What is On-Page SEO? best checklist for on-page SEO

On-page SEO (or on-site SEO) is the process of optimizing web pages to rank higher in search engines for specific keywords to increase organic traffic. It involves aligning page-level elements like title tags, headings, and content as well as search intent with a specific set of keywords.

Why on-page SEO is so important?

Google is constantly evolving its search algorithm. In 2021, it ran 800,000 experiments and updated its search algorithm more than 5,000 times.

And yet, despite its constant improvements, it’s not perfect. Google still needs help understanding new content. That’s where on-page search engine optimization (SEO) comes in.

Fortunately, on-page SEO strategy isn’t as hard as some folks make it out to be. The truth is, there are only a handful of ranking factors you need to be concerned with. Your biggest priority should be creating an exceptional user experience and not just over-optimizing content for bots.

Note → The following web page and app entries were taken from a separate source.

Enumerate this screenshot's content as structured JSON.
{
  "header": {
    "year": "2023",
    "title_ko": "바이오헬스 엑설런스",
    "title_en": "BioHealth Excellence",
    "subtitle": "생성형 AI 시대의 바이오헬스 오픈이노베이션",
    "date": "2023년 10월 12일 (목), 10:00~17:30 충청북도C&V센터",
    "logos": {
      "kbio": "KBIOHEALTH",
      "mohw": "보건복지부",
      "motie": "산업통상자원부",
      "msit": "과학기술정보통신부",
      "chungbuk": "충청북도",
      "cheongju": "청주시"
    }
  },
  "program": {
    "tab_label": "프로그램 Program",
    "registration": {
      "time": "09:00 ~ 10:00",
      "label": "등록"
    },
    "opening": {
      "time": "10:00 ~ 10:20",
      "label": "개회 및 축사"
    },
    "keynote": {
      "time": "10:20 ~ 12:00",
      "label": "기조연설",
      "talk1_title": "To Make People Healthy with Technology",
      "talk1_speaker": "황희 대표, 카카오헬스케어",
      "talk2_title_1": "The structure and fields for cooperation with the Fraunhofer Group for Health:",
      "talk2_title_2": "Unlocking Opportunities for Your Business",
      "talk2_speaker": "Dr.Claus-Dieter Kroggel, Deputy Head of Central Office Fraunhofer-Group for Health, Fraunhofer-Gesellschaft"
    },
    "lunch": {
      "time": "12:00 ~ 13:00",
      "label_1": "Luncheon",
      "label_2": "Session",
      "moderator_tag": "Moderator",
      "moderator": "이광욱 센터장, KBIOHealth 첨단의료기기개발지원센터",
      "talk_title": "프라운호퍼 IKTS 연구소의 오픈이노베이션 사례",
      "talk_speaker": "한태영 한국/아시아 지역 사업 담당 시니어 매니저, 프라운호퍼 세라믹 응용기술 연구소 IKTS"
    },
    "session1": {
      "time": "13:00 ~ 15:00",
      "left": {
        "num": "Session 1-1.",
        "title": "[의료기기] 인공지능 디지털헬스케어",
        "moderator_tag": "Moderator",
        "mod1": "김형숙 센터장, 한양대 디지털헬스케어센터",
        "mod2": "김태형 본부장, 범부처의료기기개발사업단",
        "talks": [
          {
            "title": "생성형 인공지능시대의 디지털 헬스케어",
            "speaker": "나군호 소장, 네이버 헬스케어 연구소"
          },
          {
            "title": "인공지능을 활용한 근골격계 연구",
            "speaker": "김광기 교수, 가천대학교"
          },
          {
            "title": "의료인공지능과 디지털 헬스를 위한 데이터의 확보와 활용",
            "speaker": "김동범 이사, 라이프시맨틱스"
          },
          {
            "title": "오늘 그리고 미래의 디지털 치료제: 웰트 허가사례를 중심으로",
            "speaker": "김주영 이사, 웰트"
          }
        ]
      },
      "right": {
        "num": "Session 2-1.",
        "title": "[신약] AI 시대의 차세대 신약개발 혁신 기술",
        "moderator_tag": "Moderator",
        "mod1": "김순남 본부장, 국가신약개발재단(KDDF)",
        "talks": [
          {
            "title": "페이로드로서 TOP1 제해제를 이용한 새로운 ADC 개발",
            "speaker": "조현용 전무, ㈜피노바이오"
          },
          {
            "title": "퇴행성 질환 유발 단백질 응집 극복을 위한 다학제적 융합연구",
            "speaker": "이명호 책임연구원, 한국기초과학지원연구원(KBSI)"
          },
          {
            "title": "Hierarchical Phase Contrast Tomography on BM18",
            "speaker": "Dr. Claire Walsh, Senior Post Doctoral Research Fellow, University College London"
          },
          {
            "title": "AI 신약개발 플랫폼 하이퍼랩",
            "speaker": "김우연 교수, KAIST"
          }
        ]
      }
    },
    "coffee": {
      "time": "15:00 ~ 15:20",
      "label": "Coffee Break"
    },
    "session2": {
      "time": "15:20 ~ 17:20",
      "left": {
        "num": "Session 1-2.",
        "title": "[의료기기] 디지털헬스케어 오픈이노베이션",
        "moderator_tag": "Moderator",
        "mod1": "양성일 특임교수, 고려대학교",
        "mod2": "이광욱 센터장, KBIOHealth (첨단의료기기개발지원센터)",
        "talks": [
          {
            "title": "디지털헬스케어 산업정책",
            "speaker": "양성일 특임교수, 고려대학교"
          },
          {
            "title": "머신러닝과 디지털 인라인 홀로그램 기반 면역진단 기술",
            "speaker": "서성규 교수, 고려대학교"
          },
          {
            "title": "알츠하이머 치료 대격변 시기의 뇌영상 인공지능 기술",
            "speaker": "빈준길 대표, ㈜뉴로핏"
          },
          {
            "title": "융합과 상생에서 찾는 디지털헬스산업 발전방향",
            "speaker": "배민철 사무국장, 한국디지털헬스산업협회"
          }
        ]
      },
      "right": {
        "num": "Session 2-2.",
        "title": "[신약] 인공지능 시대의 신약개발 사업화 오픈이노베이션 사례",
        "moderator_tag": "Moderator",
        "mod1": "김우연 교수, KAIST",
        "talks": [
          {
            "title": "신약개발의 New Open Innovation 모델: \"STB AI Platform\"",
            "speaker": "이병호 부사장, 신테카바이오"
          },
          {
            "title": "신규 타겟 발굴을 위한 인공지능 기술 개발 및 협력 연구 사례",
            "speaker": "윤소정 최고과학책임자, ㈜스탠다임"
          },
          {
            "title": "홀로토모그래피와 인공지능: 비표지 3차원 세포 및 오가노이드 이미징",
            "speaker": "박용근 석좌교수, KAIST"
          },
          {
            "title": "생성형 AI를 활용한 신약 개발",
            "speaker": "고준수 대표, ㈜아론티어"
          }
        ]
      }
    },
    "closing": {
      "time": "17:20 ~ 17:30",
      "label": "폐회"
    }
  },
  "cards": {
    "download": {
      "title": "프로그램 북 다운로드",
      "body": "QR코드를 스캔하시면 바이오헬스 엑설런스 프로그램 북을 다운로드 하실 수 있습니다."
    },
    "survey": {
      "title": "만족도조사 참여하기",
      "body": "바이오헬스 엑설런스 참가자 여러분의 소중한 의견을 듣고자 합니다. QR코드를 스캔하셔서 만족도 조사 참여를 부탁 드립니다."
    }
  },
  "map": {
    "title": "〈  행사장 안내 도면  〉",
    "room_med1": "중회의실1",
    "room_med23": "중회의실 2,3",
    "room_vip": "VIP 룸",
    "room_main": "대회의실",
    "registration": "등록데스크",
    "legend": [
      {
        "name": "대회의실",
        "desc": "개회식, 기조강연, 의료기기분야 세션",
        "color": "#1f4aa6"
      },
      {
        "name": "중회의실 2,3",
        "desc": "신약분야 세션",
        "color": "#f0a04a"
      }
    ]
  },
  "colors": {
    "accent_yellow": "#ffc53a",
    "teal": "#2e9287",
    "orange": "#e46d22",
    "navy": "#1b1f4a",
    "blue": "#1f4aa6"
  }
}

So with that in mind, let’s look at specific on-page SEO best practices. You can also download our 41-point on-page SEO and copywriting checklist below.

What on-page SEO ranking factors should I optimize?

With on-page SEO, you have several different on-page ranking factors. You want to optimize all these factors. Taking the time to optimize each of these factors will improve your rankings in search results and make your website more competitive and difficult to beat.

On-page optimization factors you should focus on include:

  • URL
  • Title tag
  • Meta description
  • Heading tags
  • Alt tags
  • Keywords
  • Content
  • Speed
  • Internal linking
  • Images
  • Mobile-friendliness

Examples of some on-page SEO action items include:

  • Optimizing your title tags and meta descriptions
  • Writing in-depth, quality content
  • Cleaning up your site’s code
  • Streamlining your site’s navigation
  • Speeding up your website

Keep reading to learn how to do on-page optimization for each of these on-page SEO factors.

Using multiple headers (H1 tag, H2, H3, etc.) on your pages helps with SEO in several ways. First, it makes it much easier for users to read your content. If visitors encounter a wall of text on a page, they’re much less likely to want to read it and will often abandon the page. Multiple headers help users quickly grasp the content, which improves the overall user experience (an important factor for Google). 

Second, subheadings help Google understand the contents of a page. When crafting headers, be sure to use your primary keyword in at least one or two H2 headers. If it makes sense contextually, include the primary keyword again in the H3 or other headers.

SEO copywriting

Copywriting can supercharge your on-page SEO efforts. When you invest in great content for your landing pages, users will be more engaged. It’s important to note that SEO copywriting best practices aren’t just good for search engines. They also enhance your content marketing for users.

The best bloggers are masters of SEO copywriting, and these are the techniques they use:

  • Write concise, compelling introductions. Clearly articulate the problem as well as your solution.
  • Avoid long sentences and paragraphs. However, don’t abandon paragraphs entirely or your content won’t flow properly.
  • Break up sections that are longer than 300 words with subheadings.
  • Incorporate the target SEO keyword naturally throughout the page copy.
  • Align content with search intent.
  • Always write for your readers.
  • Use “bucket brigades” to keep people moving down the page. Bucket brigades are bridge phrases that add conversational value to your copy. Think of phrases like, “here’s the thing…,” “no wonder…,” “but that’s just part of the story…,” or “as it turns out.”
  • Incorporate stories and emotions to pique readers’ interest.

How to evaluate your on-page optimization?

Now that you know about on-page SEO, you can evaluate your site’s performance. You can either use a tool to audit your site or you can look at separate pages manually, depending on your preference. If you choose to look manually, you can use these criteria as a basis for on-page optimization.

  • Are you using keywords for every page? Have these keywords been delivering visitors? If they haven’t been, why are you still using the keywords?
  • Are you linking pages on your site to each other? Could this be a way to help visitors get from one point to another with only a click or two?
  • Does your site load quickly? Or do some pages take a long time to load? If you’re having problems, find out where the issue lies. A slow-loading website is something neither human nor bot visitors enjoy!
  • Does your site have fresh content? Has it been more than one or two years? Has anything changed or is it all still relevant?

How to check a competitor’s on-page SEO

You probably don’t have to think too terribly hard to come up with your strongest competitors. Unfortunately, they’re also working hard to establish themselves in your industry, and you can be sure they’re utilizing on-page SEO just like you.

If you want to find out what you could be doing better, check out their websites and take a look at what they’re doing. While they probably have a few secrets up their sleeves, you can get tons of information by just checking out a few pages.

Checking out your competition can also show you areas to improve on your own website, strengthening your business as a whole. Begin to more fully develop your on-page SEO, and you’ll be likely to see your own site’s page rankings start to climb over the coming weeks and months.

Share this content: